Last summer marked the 10th anniversary of the death of Roger (Syd) Barrett the original heart and soul of the mega-band “Pink Floyd”. Syd was the lead singer and principle songwriter, credited with naming the band in the mid-60s.
I mention Syd for a reason, yet to come.
First, a brief background history: Syd’s brilliance flashed across the sky for only about 3 years, beginning at the band’s inception around 1965 and pretty much ending around 1968. The band’s seminal album: “Piper at the gates of dawn” was recorded in 1967 and put them on the map in the UK. His instrumental “Interstellar Overdrive” (10 minutes long) marked the Brit interpretation of psychedelia. Of the eleven songs on “Piper”, Syd wrote eight and co-wrote two.
During the latter part of 1967 into ’68, Syd’s behavior became increasingly erratic, blamed on his use of LSD, which at the time was pervasive in the youth culture. His ability to perform on stage progressively deteriorated and in late 1968, his school friend David Gilmour gently replaced him in the band.
After leaving Floyd, Syd tried his luck at several solo projects but none went anywhere. By 1972, Syd’s functionality had degenerated to the point where he ensconced himself in a small flat in Cambridge and rarely emerged except to get the mail. Royalties continued to come his way and he remained essentially in custodial care until his death on July 7, 2006 at the age of 60 years. Cause of death said to be pancreatic cancer.
There has been much speculation about Syd’s state of mind over his few productive years. Much has been made of his fondness for LSD as a precursor and catalyst for psychosis. His sister Rosemary Breen said that his mental abilities and inconsistencies were consistent with Asperger’s Syndrome. In fact, many who have studied him feel that he had classic delayed adolescent schizophrenia and his deterioration was an incurable self-fulfilling prophesy.

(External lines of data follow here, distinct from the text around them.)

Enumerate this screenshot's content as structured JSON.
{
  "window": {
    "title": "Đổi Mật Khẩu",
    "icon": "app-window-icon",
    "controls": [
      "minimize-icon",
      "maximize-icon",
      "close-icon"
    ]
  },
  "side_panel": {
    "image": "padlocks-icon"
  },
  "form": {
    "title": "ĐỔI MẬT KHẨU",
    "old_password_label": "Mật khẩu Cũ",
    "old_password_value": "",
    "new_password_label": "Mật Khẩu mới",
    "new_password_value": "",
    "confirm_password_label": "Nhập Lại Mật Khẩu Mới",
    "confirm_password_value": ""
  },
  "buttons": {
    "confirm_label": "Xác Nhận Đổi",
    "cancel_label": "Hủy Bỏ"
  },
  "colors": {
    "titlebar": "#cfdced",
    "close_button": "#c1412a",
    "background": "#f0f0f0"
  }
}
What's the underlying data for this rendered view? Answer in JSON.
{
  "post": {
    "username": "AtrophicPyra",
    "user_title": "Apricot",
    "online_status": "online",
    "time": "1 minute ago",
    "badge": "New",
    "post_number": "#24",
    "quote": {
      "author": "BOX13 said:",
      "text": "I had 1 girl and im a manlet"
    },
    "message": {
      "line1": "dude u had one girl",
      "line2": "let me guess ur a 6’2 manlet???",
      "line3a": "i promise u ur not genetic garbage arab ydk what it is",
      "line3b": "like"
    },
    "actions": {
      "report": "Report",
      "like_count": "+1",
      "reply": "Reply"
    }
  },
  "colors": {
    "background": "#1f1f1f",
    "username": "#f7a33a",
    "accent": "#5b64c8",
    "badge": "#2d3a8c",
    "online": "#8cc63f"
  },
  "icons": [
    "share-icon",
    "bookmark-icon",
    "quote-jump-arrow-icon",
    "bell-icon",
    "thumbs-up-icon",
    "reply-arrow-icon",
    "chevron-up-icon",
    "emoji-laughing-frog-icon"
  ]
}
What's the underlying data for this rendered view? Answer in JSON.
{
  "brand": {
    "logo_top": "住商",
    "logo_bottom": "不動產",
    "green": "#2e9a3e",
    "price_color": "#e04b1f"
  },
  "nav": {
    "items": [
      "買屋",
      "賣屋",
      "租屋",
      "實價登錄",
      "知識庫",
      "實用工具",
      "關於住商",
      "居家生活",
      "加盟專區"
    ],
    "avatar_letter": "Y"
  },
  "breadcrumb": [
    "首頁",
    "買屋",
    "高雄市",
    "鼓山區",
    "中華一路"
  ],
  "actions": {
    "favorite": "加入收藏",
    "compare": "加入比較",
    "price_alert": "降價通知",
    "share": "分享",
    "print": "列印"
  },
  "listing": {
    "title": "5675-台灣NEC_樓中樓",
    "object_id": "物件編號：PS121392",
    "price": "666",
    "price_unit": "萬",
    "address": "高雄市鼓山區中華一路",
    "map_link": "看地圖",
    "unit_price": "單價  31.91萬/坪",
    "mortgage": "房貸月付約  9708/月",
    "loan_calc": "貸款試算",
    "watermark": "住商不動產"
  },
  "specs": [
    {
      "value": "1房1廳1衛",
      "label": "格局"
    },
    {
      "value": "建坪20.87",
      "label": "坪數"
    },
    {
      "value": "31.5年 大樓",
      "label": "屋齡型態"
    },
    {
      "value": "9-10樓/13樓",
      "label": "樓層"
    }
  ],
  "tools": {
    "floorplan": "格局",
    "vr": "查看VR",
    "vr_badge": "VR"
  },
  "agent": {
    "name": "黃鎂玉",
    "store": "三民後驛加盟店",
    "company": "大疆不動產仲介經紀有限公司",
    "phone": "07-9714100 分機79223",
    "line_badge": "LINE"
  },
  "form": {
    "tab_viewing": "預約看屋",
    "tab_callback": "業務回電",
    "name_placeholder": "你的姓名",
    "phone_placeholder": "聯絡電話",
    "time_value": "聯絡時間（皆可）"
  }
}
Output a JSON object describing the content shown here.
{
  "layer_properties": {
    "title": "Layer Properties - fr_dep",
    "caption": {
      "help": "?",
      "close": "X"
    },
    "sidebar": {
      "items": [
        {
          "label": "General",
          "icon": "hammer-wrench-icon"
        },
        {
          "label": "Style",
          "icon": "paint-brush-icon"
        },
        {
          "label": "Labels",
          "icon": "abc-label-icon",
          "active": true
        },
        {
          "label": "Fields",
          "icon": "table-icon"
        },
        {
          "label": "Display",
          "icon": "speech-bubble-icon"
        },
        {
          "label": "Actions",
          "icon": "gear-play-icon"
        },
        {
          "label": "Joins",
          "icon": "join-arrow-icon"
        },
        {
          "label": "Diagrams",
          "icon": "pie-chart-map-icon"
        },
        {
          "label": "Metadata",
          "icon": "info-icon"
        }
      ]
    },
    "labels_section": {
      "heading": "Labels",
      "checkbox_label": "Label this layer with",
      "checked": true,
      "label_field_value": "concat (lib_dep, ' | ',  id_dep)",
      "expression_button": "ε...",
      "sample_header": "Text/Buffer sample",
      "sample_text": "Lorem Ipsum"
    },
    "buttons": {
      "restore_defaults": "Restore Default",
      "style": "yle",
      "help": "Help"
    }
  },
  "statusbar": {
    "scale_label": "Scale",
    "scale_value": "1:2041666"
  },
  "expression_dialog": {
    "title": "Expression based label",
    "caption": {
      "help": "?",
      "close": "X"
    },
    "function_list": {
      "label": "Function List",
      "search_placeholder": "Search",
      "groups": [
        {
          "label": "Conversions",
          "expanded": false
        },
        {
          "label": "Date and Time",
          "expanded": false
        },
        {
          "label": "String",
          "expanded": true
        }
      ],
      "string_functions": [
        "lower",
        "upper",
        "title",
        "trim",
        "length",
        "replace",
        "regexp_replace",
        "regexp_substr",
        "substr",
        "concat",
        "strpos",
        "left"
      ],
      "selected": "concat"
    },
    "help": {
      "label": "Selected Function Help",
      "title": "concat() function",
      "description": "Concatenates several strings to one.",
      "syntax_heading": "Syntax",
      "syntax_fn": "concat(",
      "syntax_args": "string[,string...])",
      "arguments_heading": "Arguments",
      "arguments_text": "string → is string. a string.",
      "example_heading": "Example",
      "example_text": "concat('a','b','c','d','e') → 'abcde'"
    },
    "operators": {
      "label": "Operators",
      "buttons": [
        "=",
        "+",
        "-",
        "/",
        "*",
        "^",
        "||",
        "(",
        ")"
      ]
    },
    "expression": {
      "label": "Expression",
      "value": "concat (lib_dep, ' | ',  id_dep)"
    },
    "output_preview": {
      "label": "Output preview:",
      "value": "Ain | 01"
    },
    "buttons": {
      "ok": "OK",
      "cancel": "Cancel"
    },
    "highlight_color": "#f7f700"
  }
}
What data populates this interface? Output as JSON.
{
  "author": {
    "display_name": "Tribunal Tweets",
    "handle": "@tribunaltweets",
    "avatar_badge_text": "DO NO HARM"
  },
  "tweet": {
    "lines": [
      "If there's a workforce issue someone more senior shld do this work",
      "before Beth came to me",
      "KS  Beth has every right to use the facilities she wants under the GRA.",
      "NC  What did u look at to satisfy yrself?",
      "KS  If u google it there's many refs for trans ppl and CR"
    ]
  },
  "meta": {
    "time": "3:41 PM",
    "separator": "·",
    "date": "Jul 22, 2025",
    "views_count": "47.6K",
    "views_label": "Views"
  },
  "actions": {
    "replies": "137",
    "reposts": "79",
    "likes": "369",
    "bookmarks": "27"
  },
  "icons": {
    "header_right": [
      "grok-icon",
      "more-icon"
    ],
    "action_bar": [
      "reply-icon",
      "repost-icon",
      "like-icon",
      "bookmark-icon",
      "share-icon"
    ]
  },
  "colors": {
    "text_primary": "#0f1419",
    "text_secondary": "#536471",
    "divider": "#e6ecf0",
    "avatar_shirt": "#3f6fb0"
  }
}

I have seen several schizophrenics through the years. They are usually highly intelligent and creative in their young years and they flash brightly but quickly across the sky. Their deterioration is progressive, sometimes lasting into their late 20s. One I knew deteriorated in her last year of medical school. It’s right out of that film a while back “A Beautiful Mind” (2001). The signs and symptoms actually started much earlier but were as ascribed to the eccentricity of genius.
At any rate, my point, and I do have one is for you to now peruse this photo. Syd in his glory days, early 20s.
Now, much is made of Architectural feminine beauty, in the range of Victoria’s Secret models. A face that launched a thousand ships (a mini-Helen, of course, would launch one ship). The media is plastered with it selling everything from bug spray to diapers. But, alternatively, Syd was a drop-dead beautiful young man. Look at that face. A face that would generate madness in an alternate universe.
Then, sadly, peruse this photo to see Syd in his late 50s shortly before his death. Rode hard and put away wet for too long. What a strange and terrible transformation that quietly awaits most of us. Unfair that we must eventually suffer the ravages of time and age. Almost an incentive to get in as much as possible for as long as possible before we go gently into that good night.